November 27th, 2012 by

This month, as columnists and pundits alike reflect on the meaning of the recent election and environmentalists consider what legislative initiatives are on the table, it seems a good opportunity to examine the choices and policies that should be considered when addressing America’s environmental and energy options. In other words, the trade-offs. Already, in the three weeks since President Obama referenced climate change in his early morning acceptance speech in Chicago, the political world has discussed the potential of a carbon tax, the possibility of comprehensive climate change legislation and the likelihood of coalitions to offer piecemeal solutions.

Section of the Trans-Alaska Oil Pipeline

Section of the Trans-Alaska Oil Pipeline. Credit: rickz/Flickr

But even beyond these topics, one of the key phrases that we’ve heard bandied about is the potentially rewarding but ever-elusive “energy independence” — independence from foreign oil. Ideas about how this independence should be achieved vary with each group, industry or interested party. All sectors of energy production are impacted, as are multitudinous environments from the ocean floor to our forests to our mountaintops. The differing factor between each view is the value that is placed on each source of energy. Emphasis on one source of energy over another is one side of the trade-off. The result of that emphasis is another.

More traditional sources of energy possess well examined trade-offs. For example, coal involves mining the earth and burning the fuel, resulting in emissions, while nuclear involves the use of a radioactive substance that can, as Fukushima and Three Mile Island have shown, have disastrous results if anything goes wrong. But coal is also very inexpensive to use, which is why it has served as this country’s main energy source for hundreds of years, and nuclear power releases no greenhouse gases, making it newly attractive for electric power generation.

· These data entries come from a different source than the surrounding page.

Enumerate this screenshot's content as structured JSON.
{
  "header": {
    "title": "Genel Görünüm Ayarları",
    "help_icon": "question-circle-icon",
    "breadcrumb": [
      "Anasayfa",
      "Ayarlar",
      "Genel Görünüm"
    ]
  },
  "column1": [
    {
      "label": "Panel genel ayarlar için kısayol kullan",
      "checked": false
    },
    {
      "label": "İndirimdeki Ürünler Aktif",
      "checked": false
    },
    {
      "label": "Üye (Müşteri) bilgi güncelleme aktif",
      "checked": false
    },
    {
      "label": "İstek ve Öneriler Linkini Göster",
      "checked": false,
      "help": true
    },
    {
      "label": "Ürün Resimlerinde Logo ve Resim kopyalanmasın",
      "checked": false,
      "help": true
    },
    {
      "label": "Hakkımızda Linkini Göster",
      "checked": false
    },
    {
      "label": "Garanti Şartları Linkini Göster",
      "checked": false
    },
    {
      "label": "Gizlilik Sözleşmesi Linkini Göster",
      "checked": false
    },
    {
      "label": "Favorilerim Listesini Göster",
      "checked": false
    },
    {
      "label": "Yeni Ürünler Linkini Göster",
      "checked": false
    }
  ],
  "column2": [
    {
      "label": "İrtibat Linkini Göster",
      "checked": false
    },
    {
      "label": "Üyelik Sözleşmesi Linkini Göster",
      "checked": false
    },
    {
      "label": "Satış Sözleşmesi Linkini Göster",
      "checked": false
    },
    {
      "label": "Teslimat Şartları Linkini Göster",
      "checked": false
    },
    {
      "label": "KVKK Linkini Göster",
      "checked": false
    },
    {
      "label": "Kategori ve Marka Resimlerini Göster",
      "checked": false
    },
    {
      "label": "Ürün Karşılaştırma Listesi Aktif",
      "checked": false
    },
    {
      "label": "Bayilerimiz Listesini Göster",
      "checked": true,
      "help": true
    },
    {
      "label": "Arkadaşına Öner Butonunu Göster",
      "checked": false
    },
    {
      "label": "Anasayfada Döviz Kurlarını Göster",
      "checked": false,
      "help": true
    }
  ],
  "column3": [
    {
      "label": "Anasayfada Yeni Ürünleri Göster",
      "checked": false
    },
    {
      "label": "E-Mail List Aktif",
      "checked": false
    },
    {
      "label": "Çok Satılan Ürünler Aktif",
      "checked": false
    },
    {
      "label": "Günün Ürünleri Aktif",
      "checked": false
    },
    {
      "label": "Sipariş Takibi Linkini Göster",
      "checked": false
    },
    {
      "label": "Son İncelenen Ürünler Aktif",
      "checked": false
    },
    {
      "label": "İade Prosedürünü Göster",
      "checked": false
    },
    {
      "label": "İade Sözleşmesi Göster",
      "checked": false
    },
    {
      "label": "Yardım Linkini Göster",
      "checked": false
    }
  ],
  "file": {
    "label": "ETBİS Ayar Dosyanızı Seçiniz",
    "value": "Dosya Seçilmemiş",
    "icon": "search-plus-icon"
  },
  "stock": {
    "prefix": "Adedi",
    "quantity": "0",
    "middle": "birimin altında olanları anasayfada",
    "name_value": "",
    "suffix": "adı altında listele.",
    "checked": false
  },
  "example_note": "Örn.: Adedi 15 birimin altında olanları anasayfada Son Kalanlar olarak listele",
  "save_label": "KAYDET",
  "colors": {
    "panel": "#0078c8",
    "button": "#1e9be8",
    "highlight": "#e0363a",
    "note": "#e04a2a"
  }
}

Solar panels at Bear River Migratory Bird Refuge

Solar panels at Bear River Migratory Bird Refuge. Credit: Jason St. Sauver / USFWS

Today, as investment in and exposure of renewables increases, a fuller appreciation of the trade-offs involved with them is possible. What does it mean when the placement of solar panels in the sun-drenched Southwest intrudes on the habitat of the threatened Desert Tortoise? What about wind-developments and their impact on birds and bats? For both solar and wind, acres upon acres of land are required for production of energy at commercially useful levels. What does it mean to trade undeveloped land for solar panel siting? Or the viewscape of a mountain ridge for a wind farm? Yet solar and wind are by far the cleanest forms of energy and, unlike fossil fuels, they can last an infinite amount of time. With no emissions, is a commitment of land in the present worth unlimited clean energy for the future?

The choices we must make in terms of energy policy all involve these trade-offs. But what path should we take? Are tax subsidies for ethanol still an appropriate expenditure? What about drilling in our national forests? All of these questions, plus a thousand more, should be asked in any serious discussion regarding our next steps in terms of energy and the environment.

The upcoming decisions that must be made to secure both our energy future and protect our environmental resources are not going to be easy. Trade-offs must be weighed, and short term gains may need to be bypassed for long term goals. While “all of the above” may turn out to be the solution to energy independence, it is critical that the trade-offs — what we give up compared to what we gain — are something we can all live with, in the end.